[Element data from apps and pages]

□ □ □ □

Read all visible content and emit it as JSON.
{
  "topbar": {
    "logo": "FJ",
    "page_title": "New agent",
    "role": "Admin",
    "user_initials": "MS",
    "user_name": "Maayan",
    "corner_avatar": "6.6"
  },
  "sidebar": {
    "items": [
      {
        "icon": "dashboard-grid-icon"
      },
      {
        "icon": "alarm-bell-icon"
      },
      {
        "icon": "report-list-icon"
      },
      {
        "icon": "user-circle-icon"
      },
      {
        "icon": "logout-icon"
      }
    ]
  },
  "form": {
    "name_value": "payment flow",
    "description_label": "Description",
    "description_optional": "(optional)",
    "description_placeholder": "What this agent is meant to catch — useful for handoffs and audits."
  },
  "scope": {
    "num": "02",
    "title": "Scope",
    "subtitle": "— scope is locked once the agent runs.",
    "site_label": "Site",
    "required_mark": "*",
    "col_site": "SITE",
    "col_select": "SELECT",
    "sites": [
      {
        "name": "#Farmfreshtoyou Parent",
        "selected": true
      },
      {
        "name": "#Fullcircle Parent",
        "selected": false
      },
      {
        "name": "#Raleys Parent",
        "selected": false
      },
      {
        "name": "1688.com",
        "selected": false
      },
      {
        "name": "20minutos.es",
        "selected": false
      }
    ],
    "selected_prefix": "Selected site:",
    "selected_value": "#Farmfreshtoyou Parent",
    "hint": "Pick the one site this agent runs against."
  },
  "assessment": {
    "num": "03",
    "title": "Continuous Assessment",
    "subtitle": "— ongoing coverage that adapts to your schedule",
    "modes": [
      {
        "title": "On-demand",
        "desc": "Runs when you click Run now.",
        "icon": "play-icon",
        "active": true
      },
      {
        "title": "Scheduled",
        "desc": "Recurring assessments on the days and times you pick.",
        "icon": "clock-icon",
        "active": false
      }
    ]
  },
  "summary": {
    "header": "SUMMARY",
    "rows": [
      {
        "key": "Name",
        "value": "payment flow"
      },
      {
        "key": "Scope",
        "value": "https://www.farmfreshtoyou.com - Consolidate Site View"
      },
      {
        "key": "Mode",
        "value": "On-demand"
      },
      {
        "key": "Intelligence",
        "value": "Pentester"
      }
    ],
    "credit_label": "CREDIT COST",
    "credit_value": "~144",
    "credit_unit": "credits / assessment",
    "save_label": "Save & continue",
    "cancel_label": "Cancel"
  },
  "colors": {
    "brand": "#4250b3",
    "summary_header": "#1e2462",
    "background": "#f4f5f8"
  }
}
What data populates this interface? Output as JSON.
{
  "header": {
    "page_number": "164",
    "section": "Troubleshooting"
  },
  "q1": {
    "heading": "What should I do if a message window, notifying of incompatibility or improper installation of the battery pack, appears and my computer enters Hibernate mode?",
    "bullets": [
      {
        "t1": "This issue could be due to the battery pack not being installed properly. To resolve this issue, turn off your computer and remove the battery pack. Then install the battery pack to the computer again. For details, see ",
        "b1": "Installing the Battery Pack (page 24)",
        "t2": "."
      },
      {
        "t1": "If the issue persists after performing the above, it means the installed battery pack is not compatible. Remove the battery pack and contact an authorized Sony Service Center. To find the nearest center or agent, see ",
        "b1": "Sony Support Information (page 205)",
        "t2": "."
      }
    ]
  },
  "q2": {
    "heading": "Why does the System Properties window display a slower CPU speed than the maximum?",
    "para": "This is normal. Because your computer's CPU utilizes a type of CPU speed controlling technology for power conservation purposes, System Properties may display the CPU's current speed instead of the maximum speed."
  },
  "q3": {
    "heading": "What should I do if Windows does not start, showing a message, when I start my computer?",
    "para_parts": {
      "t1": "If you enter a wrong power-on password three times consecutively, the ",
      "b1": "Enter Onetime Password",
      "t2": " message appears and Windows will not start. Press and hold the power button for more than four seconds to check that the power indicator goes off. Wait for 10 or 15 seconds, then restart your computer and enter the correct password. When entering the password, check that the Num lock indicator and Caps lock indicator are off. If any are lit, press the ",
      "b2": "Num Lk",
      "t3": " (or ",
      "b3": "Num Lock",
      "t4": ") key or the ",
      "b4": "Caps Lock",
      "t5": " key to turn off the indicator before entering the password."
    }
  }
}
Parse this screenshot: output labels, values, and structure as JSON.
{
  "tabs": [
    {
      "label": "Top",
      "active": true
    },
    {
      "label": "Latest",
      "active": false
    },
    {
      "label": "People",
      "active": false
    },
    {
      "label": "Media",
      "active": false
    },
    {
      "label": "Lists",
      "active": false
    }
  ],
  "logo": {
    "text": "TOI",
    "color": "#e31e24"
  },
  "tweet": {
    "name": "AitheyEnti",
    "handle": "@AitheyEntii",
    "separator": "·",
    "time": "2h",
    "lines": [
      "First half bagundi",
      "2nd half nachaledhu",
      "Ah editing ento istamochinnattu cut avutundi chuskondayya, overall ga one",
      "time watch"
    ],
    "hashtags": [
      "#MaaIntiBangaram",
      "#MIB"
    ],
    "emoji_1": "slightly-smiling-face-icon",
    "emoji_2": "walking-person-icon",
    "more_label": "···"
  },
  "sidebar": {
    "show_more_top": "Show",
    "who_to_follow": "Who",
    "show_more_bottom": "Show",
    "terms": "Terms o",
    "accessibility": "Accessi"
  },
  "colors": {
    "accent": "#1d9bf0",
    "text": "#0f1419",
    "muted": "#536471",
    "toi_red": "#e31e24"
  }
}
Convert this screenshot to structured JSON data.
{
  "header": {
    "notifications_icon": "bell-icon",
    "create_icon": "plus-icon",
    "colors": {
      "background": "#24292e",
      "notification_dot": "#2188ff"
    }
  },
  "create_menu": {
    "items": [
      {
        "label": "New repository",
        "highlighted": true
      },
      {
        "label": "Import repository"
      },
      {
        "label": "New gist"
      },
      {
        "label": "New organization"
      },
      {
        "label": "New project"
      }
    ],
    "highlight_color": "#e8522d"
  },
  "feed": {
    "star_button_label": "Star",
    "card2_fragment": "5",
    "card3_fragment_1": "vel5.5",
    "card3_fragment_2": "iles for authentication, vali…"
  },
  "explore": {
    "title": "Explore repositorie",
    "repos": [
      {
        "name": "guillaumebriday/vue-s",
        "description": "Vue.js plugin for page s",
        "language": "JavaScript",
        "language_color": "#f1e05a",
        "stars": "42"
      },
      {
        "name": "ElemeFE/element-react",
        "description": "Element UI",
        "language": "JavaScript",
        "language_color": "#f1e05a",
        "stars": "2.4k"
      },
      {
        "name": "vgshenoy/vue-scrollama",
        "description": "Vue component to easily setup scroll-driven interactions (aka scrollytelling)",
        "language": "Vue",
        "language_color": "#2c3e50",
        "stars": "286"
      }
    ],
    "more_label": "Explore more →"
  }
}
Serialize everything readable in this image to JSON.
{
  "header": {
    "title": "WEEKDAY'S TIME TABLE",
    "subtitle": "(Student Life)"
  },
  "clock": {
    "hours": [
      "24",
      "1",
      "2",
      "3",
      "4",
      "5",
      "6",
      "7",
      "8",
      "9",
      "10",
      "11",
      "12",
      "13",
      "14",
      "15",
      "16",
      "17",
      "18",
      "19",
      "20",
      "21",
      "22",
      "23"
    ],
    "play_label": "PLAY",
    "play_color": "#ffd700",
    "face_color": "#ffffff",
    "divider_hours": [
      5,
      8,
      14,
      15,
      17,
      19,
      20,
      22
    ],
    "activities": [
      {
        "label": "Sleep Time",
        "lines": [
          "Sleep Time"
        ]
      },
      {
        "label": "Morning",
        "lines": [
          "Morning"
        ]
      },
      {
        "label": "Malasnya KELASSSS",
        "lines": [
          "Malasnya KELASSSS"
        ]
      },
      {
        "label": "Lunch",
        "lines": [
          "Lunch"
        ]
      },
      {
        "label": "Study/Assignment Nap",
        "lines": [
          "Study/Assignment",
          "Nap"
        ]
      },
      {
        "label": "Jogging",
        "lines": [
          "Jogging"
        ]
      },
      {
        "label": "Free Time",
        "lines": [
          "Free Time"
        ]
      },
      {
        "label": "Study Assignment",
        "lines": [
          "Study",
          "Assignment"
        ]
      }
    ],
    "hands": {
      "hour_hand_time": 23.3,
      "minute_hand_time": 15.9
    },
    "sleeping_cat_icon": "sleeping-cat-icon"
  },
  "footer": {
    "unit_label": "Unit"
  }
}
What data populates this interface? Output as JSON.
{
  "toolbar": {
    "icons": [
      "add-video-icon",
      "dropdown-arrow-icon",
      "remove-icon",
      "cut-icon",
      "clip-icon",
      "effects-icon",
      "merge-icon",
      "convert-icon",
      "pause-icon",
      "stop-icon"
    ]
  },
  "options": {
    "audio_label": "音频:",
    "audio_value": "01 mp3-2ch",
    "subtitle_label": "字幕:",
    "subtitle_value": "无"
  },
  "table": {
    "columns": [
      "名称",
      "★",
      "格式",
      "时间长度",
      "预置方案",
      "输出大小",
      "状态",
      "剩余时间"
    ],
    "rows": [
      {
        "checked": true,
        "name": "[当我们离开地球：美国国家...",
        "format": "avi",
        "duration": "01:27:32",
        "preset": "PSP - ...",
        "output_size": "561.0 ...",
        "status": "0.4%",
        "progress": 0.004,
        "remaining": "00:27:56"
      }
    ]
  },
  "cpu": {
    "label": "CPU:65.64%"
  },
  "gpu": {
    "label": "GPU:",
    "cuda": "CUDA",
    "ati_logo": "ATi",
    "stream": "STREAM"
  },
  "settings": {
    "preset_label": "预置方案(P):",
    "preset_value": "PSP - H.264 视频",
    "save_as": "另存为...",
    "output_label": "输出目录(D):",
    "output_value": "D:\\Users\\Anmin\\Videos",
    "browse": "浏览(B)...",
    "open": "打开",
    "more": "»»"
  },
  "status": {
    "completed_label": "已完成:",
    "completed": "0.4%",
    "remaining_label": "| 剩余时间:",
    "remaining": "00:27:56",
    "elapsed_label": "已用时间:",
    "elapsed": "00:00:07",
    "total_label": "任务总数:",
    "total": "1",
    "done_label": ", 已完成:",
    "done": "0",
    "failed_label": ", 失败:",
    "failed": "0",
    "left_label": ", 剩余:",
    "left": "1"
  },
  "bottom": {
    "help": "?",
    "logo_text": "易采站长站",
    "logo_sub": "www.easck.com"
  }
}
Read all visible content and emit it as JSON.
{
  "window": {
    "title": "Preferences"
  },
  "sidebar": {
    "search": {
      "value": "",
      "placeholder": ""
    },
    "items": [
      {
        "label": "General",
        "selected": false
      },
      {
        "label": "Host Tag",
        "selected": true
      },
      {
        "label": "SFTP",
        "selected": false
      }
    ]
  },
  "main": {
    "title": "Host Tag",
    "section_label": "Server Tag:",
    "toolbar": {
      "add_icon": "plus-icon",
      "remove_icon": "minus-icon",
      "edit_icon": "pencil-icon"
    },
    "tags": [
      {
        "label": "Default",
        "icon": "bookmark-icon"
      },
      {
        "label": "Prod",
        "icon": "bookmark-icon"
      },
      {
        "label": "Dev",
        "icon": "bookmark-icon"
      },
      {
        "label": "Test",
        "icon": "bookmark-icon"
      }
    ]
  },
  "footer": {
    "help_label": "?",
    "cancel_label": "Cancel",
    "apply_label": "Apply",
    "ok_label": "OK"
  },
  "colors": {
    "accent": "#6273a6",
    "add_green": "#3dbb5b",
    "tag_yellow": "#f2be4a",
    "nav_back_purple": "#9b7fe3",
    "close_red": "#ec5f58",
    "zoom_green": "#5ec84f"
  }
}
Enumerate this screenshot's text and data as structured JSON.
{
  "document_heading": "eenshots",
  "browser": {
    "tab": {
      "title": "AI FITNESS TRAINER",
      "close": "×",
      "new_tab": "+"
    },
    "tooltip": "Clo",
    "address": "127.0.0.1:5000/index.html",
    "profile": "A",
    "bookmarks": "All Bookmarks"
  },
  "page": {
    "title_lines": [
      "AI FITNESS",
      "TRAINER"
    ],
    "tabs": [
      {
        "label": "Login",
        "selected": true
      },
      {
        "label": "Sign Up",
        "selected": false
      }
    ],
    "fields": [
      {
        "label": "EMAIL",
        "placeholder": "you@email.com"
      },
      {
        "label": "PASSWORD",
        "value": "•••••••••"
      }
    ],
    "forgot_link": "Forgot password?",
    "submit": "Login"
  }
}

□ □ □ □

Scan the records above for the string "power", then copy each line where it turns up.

    "para": "This is normal. Because your computer's CPU utilizes a type of CPU speed controlling technology for power conservation purposes, System Properties may display the CPU's current speed instead of the maximum speed."
      "t1": "If you enter a wrong power-on password three times consecutively, the ",
      "t2": " message appears and Windows will not start. Press and hold the power button for more than four seconds to check that the power indicator goes off. Wait for 10 or 15 seconds, then restart your computer and enter the correct password. When entering the password, check that the Num lock indicator and Caps lock indicator are off. If any are lit, press the ",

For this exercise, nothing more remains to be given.